Input:
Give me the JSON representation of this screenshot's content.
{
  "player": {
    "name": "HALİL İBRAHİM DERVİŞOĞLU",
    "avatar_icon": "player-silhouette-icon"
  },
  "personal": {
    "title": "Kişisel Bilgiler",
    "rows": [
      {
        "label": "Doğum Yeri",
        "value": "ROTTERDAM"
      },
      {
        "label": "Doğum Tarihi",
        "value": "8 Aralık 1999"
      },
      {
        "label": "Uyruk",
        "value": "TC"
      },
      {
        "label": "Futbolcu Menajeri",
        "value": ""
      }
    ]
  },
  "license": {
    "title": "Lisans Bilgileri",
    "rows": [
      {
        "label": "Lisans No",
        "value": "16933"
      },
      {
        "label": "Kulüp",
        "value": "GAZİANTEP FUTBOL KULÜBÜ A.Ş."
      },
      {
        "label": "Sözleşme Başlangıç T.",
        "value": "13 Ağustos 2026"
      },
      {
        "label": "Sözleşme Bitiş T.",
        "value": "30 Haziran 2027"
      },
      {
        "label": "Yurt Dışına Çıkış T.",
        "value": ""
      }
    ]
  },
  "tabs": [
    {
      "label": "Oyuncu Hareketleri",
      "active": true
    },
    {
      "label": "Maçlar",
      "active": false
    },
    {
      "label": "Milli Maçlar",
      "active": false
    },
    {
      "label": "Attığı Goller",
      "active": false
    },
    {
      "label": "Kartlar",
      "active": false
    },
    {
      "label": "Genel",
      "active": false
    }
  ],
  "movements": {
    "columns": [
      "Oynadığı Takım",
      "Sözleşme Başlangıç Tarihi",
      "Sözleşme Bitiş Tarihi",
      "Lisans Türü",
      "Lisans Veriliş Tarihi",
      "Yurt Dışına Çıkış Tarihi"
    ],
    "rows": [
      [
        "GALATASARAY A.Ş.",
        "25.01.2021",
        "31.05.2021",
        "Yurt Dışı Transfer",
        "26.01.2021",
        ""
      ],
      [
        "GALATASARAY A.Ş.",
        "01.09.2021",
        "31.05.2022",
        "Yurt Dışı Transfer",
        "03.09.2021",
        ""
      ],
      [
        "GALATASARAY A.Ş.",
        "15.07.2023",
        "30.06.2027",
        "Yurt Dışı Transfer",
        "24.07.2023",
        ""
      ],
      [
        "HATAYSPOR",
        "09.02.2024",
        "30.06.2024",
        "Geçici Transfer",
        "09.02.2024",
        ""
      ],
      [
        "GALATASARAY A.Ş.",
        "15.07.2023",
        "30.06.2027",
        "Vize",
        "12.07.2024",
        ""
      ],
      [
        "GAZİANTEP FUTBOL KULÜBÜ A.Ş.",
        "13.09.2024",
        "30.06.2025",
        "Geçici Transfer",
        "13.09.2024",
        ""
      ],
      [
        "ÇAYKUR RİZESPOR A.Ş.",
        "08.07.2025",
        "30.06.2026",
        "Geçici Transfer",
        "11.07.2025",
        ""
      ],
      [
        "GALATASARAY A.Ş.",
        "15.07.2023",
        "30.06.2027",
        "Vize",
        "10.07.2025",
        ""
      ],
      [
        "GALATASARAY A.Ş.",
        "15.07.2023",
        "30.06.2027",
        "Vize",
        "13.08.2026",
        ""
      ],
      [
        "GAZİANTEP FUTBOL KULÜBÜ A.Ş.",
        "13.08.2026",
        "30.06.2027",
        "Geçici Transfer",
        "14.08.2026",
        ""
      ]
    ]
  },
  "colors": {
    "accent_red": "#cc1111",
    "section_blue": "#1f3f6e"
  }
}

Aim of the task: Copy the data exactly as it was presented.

The answer:
Give me the JSON representation of this screenshot's content.
{
  "player": {
    "name": "HALİL İBRAHİM DERVİŞOĞLU",
    "avatar_icon": "player-silhouette-icon"
  },
  "personal": {
    "title": "Kişisel Bilgiler",
    "rows": [
      {
        "label": "Doğum Yeri",
        "value": "ROTTERDAM"
      },
      {
        "label": "Doğum Tarihi",
        "value": "8 Aralık 1999"
      },
      {
        "label": "Uyruk",
        "value": "TC"
      },
      {
        "label": "Futbolcu Menajeri",
        "value": ""
      }
    ]
  },
  "license": {
    "title": "Lisans Bilgileri",
    "rows": [
      {
        "label": "Lisans No",
        "value": "16933"
      },
      {
        "label": "Kulüp",
        "value": "GAZİANTEP FUTBOL KULÜBÜ A.Ş."
      },
      {
        "label": "Sözleşme Başlangıç T.",
        "value": "13 Ağustos 2026"
      },
      {
        "label": "Sözleşme Bitiş T.",
        "value": "30 Haziran 2027"
      },
      {
        "label": "Yurt Dışına Çıkış T.",
        "value": ""
      }
    ]
  },
  "tabs": [
    {
      "label": "Oyuncu Hareketleri",
      "active": true
    },
    {
      "label": "Maçlar",
      "active": false
    },
    {
      "label": "Milli Maçlar",
      "active": false
    },
    {
      "label": "Attığı Goller",
      "active": false
    },
    {
      "label": "Kartlar",
      "active": false
    },
    {
      "label": "Genel",
      "active": false
    }
  ],
  "movements": {
    "columns": [
      "Oynadığı Takım",
      "Sözleşme Başlangıç Tarihi",
      "Sözleşme Bitiş Tarihi",
      "Lisans Türü",
      "Lisans Veriliş Tarihi",
      "Yurt Dışına Çıkış Tarihi"
    ],
    "rows": [
      [
        "GALATASARAY A.Ş.",
        "25.01.2021",
        "31.05.2021",
        "Yurt Dışı Transfer",
        "26.01.2021",
        ""
      ],
      [
        "GALATASARAY A.Ş.",
        "01.09.2021",
        "31.05.2022",
        "Yurt Dışı Transfer",
        "03.09.2021",
        ""
      ],
      [
        "GALATASARAY A.Ş.",
        "15.07.2023",
        "30.06.2027",
        "Yurt Dışı Transfer",
        "24.07.2023",
        ""
      ],
      [
        "HATAYSPOR",
        "09.02.2024",
        "30.06.2024",
        "Geçici Transfer",
        "09.02.2024",
        ""
      ],
      [
        "GALATASARAY A.Ş.",
        "15.07.2023",
        "30.06.2027",
        "Vize",
        "12.07.2024",
        ""
      ],
      [
        "GAZİANTEP FUTBOL KULÜBÜ A.Ş.",
        "13.09.2024",
        "30.06.2025",
        "Geçici Transfer",
        "13.09.2024",
        ""
      ],
      [
        "ÇAYKUR RİZESPOR A.Ş.",
        "08.07.2025",
        "30.06.2026",
        "Geçici Transfer",
        "11.07.2025",
        ""
      ],
      [
        "GALATASARAY A.Ş.",
        "15.07.2023",
        "30.06.2027",
        "Vize",
        "10.07.2025",
        ""
      ],
      [
        "GALATASARAY A.Ş.",
        "15.07.2023",
        "30.06.2027",
        "Vize",
        "13.08.2026",
        ""
      ],
      [
        "GAZİANTEP FUTBOL KULÜBÜ A.Ş.",
        "13.08.2026",
        "30.06.2027",
        "Geçici Transfer",
        "14.08.2026",
        ""
      ]
    ]
  },
  "colors": {
    "accent_red": "#cc1111",
    "section_blue": "#1f3f6e"
  }
}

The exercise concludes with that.